I just finished reading this article in yesterday's New York Times titled Length of Deal Highlights Howard’s Flaws by Dan Rosenheck. In the article, Rosenheck details how Howard's recent contract extension of 5-year $125 million places him in the game's elite in terms of salary but by comparison via the multitude of metrics afforded to the followers of baseball he is firmly in the second tier. As I've said before, sometimes the over reliance on metrics strips away the true value of a player to his team, the team's fans and the city it represents. Sure, compare Howard to Pujols and he'll come up short in the majority of metrics, but that's not a knock on him almost every player (if not all players in the league) will fall short.

Take the example of Derek Jeter. On many metric scales Jeter falls mid range if not lower offensively and defensively. But there is no denying what effect he has on his team, its fans and the city of New York. The man has the intangibles that seem to rise to the surface almost on cue based on the moment. So should the Yankees not sign him to a decent deal based on what he means to the team or based on a logarithm or a detailed statistical forecast. In no way am I discounting these methods of statistical analysis, but I believe that good old blood and guts should also factor into the decision of any team resigning their best player. Both Jeter and Howard bring that to their respective teams.

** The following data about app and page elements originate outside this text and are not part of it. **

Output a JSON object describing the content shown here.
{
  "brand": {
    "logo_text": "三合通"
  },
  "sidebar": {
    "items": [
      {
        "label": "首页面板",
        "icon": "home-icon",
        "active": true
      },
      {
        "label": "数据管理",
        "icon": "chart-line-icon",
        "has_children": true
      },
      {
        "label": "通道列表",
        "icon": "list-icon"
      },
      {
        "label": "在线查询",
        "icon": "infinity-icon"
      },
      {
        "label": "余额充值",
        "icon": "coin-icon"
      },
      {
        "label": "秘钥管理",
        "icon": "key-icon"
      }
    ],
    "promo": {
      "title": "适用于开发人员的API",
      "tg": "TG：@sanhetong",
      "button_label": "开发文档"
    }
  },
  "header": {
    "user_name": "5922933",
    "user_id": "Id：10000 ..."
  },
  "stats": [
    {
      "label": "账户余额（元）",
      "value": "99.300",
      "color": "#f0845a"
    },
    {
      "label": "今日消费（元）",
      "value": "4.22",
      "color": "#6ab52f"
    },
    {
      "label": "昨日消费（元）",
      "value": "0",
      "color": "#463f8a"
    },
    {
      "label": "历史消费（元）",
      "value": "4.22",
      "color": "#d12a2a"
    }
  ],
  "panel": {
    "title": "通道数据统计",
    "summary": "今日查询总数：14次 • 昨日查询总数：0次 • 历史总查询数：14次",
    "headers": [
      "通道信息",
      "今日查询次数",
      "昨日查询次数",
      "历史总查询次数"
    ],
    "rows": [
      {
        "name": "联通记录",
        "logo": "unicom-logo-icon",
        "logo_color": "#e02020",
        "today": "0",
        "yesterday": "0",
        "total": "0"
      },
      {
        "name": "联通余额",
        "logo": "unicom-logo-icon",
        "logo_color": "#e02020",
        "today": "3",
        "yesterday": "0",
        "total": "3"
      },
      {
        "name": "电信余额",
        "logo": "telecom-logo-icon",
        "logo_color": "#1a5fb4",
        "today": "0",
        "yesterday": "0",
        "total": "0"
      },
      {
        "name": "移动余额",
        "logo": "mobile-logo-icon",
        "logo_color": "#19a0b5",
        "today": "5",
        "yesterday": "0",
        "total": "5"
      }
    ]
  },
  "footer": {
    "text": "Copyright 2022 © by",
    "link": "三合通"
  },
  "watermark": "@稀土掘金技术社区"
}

Getting back to Howard, will he become a player who remains consistent like Hank Aaron (I'm not comparing their stats, just Aaron to Howard as a potential model of consistency) or will he become this generation's Mo Vaughn, Travis Hafner, David Ortiz, Richie Sexson, Cecil Fielder and John Jaha (players who he closely resembles as per baseball reference.com). That truly remains to be seen. But I believe that by the year of 2016 (which is when the extension ends) Ryan Howard will be among the Phillies greats loved and adored by the Phillies faithful as is Schmidt and Carlton.